It's difficult to generalize, but I have a suspicion that (some) males have more difficulty playing female characters than vice versa. It seems to go back to childhood; girls are allowed to take an interest in "masculine" things, but boys who try the equivalent are scorned. ("Tomboy" isn't a particularly pejorative term, compared to "sissy".) Whether this is the result of an assumption that masculinity is the state to aspire to, or a double standard in which males get shafted, I won't attempt to judge, but it does seem to be true. Combined, these factors probably explain why Infocom's only female-character-only game was one that was written by a woman and aimed especially at women. They preferred not to force players to take on specific roles, but in the few cases they did the male role won out over the female.
V. The Shareware Revolution
That's how Infocom handled gender in its games. A decade later, the IF banner is mostly carried by independent programmers writing games for distribution via FTP. How do these neo-Implementors handle the issue? (And bear in mind that they don't have to worry about the audience quite as much, since they probably don't depend on sales of the game for their livelihoods.) I'll consider only the major and noteworthy shareware games, since there are so many out there.
Overall, fewer games take the genderless option these days. Most of the Unnkulian series does, as far as I can tell, as does John's Fire Witch. Graham Nelson's Curses also takes this tack; this makes his quote at the head of section II somewhat ironic, since Curses is by no means dull and has plenty of other characters. However, you aren't interacting with them in a social or romantic way (try kissing Aunt Jemima sometime, however) so it's not an issue.
Save Princeton and Busted, both college games, feature characters who are implicitly male but not quite explicitly so. (In Save Princeton, your roommates are male, so you probably are as well.) Busted (well, the parts I've seen so far) leaves a strong impression of a male main character without actually saying it. The note you find (presumably addressed to you) has a man's name on it, and your girlfriend shows up on the fifth turn, not that that proves anything in itself.)
In The Legend Lives!, you also play a male character; although I haven't played it myself (hardware incompatibilities), I gather that it's a plot-heavy game.
Veritas and CosmoServe take the choice option.
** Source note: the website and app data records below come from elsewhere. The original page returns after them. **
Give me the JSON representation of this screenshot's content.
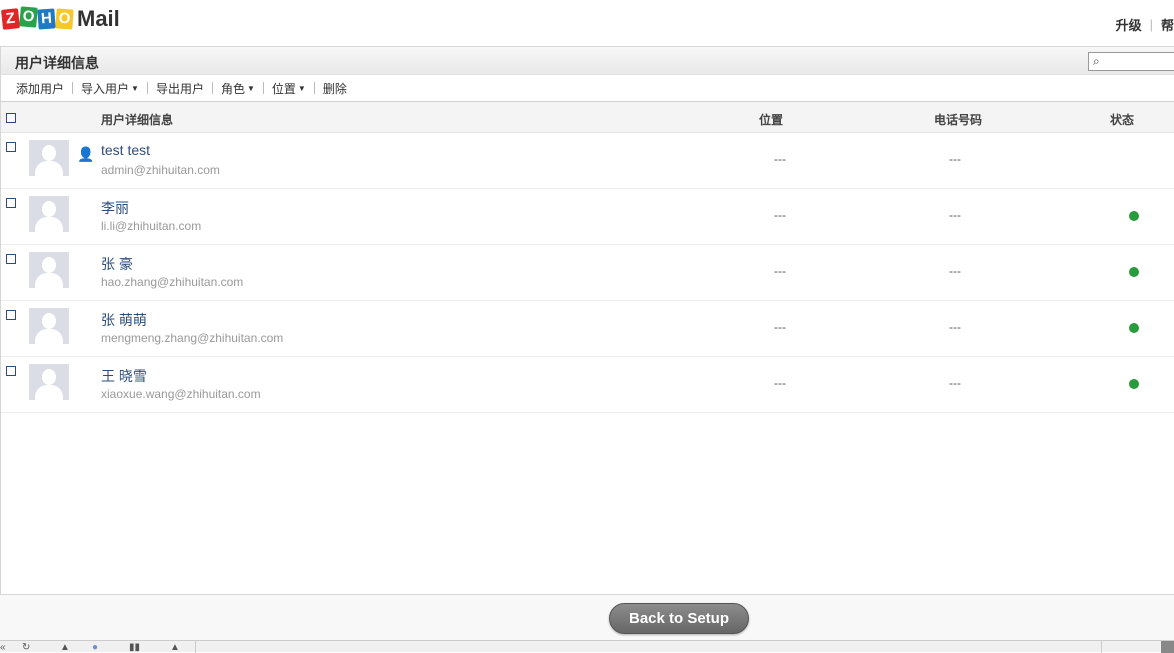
{
  "app": {
    "logo_letters": [
      "Z",
      "O",
      "H",
      "O"
    ],
    "logo_product": "Mail",
    "top_links": [
      "升级",
      "帮"
    ]
  },
  "panel": {
    "title": "用户详细信息",
    "search_icon": "search-icon"
  },
  "toolbar": {
    "items": [
      {
        "label": "添加用户",
        "dropdown": false
      },
      {
        "label": "导入用户",
        "dropdown": true
      },
      {
        "label": "导出用户",
        "dropdown": false
      },
      {
        "label": "角色",
        "dropdown": true
      },
      {
        "label": "位置",
        "dropdown": true
      },
      {
        "label": "删除",
        "dropdown": false
      }
    ]
  },
  "table": {
    "columns": {
      "details": "用户详细信息",
      "location": "位置",
      "phone": "电话号码",
      "status": "状态"
    },
    "rows": [
      {
        "name": "test test",
        "email": "admin@zhihuitan.com",
        "location": "---",
        "phone": "---",
        "is_admin": true,
        "status_active": false
      },
      {
        "name": "李丽",
        "email": "li.li@zhihuitan.com",
        "location": "---",
        "phone": "---",
        "is_admin": false,
        "status_active": true
      },
      {
        "name": "张 豪",
        "email": "hao.zhang@zhihuitan.com",
        "location": "---",
        "phone": "---",
        "is_admin": false,
        "status_active": true
      },
      {
        "name": "张 萌萌",
        "email": "mengmeng.zhang@zhihuitan.com",
        "location": "---",
        "phone": "---",
        "is_admin": false,
        "status_active": true
      },
      {
        "name": "王 晓雪",
        "email": "xiaoxue.wang@zhihuitan.com",
        "location": "---",
        "phone": "---",
        "is_admin": false,
        "status_active": true
      }
    ]
  },
  "footer": {
    "back_label": "Back to Setup"
  },
  "colors": {
    "status_active": "#2a9b3a",
    "name_link": "#2e4d7d",
    "email": "#999999"
  }
}
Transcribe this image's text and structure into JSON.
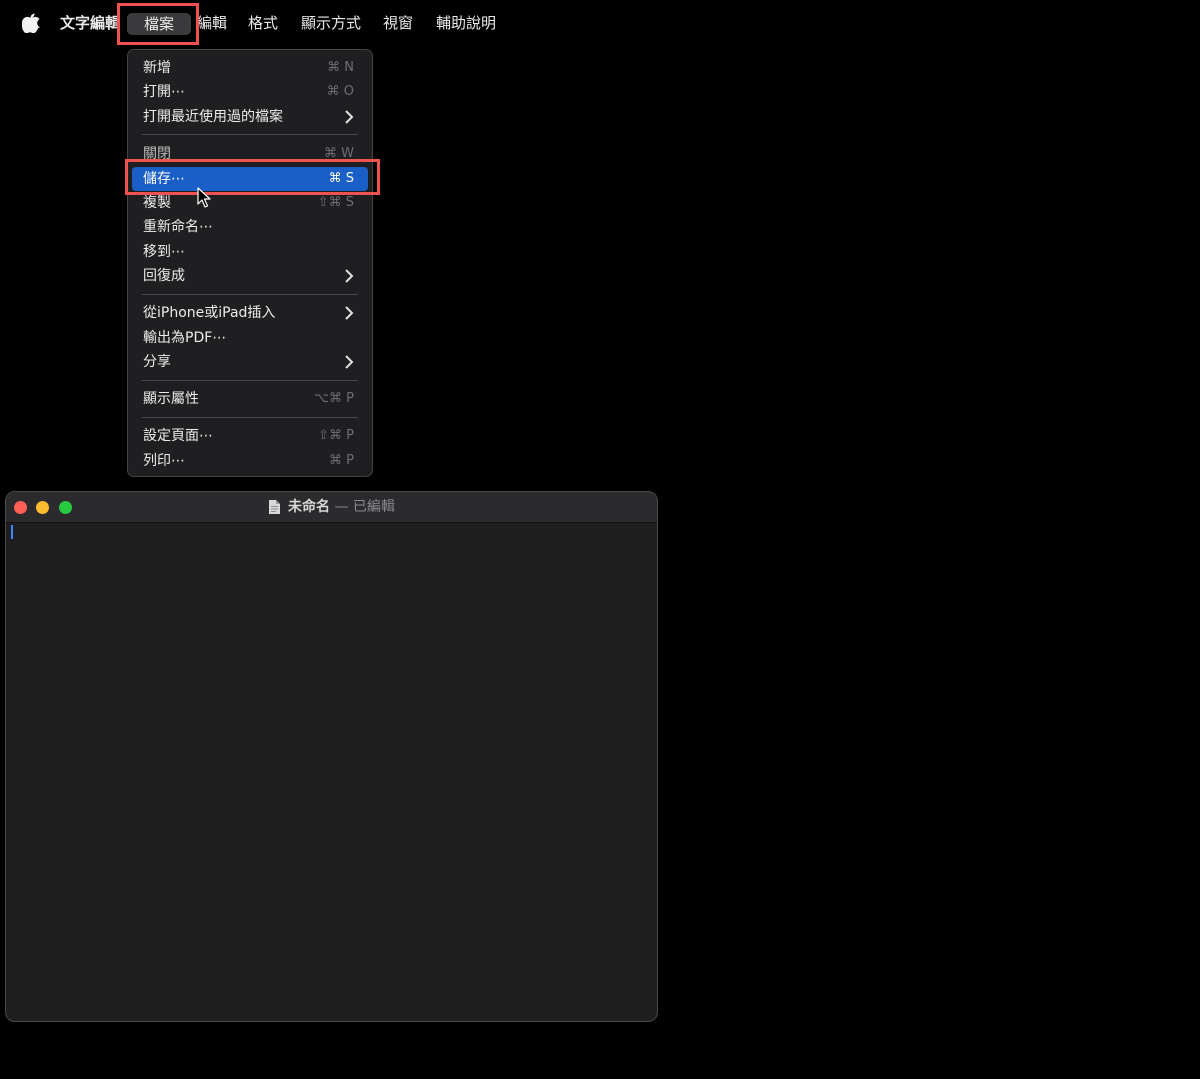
{
  "menubar": {
    "app_name": "文字編輯",
    "items": [
      "檔案",
      "編輯",
      "格式",
      "顯示方式",
      "視窗",
      "輔助說明"
    ],
    "active": "檔案"
  },
  "file_menu": {
    "items": [
      {
        "label": "新增",
        "shortcut": "⌘ N"
      },
      {
        "label": "打開⋯",
        "shortcut": "⌘ O"
      },
      {
        "label": "打開最近使用過的檔案",
        "submenu": true
      },
      {
        "label": "關閉",
        "shortcut": "⌘ W"
      },
      {
        "label": "儲存⋯",
        "shortcut": "⌘ S",
        "selected": true
      },
      {
        "label": "複製",
        "shortcut": "⇧⌘ S"
      },
      {
        "label": "重新命名⋯"
      },
      {
        "label": "移到⋯"
      },
      {
        "label": "回復成",
        "submenu": true
      },
      {
        "label": "從iPhone或iPad插入",
        "submenu": true
      },
      {
        "label": "輸出為PDF⋯"
      },
      {
        "label": "分享",
        "submenu": true
      },
      {
        "label": "顯示屬性",
        "shortcut": "⌥⌘ P"
      },
      {
        "label": "設定頁面⋯",
        "shortcut": "⇧⌘ P"
      },
      {
        "label": "列印⋯",
        "shortcut": "⌘ P"
      }
    ]
  },
  "window": {
    "title": "未命名",
    "separator": "—",
    "status": "已編輯"
  },
  "colors": {
    "highlight_box": "#ef5350",
    "selected_item": "#1a5fc7",
    "traffic_red": "#ff5f57",
    "traffic_yellow": "#febc2e",
    "traffic_green": "#28c840"
  },
  "icons": [
    "apple-logo-icon",
    "chevron-right-icon",
    "document-icon",
    "pointer-cursor-icon"
  ]
}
Both do so by asking you straight out, but CosmoServe works it into the game (you're asked so you can be provided a gendered body in virtual reality) while Veritas just asks straight out. (Veritas also gives the impression of having been coded first for a male character, with the female bits added later; a description of something belonging to your roommate--who's always your own gender--refers to the roommate as "he" in both modes. On the other hand, in female mode you can have sex during the game, though it's about the least thrilling sex scene in all of IF.)
CosmoServe deserves special attention, because it has one slightly unusual feature; it's the only IF game I know of that lets you determine your own sexual orientation. It makes about as much difference as gender usually does--it affects one piece of dialogue and the gender of one set of minor NPCs--but it's an interesting touch. Incidentally, CosmoServe is written by the only woman I know of who's currently writing shareware IF, Judith Pintar.
As I mentioned above, programmers of shareware don't have the same worries about their market that commercial programmers do. The FTP distribution system means that 1) anyone in the world with Internet access can get a copy, and 2) getting a copy isn't a major financial decision; apart from the download time, you have ample opportunity to experiment before you shell out any money. Therefore, shareware authors don't seem to let the prospect of driving away potential customers worry them as much as do commercial programmers, leaving them freer to write games with specific main characters.
In some ways you'd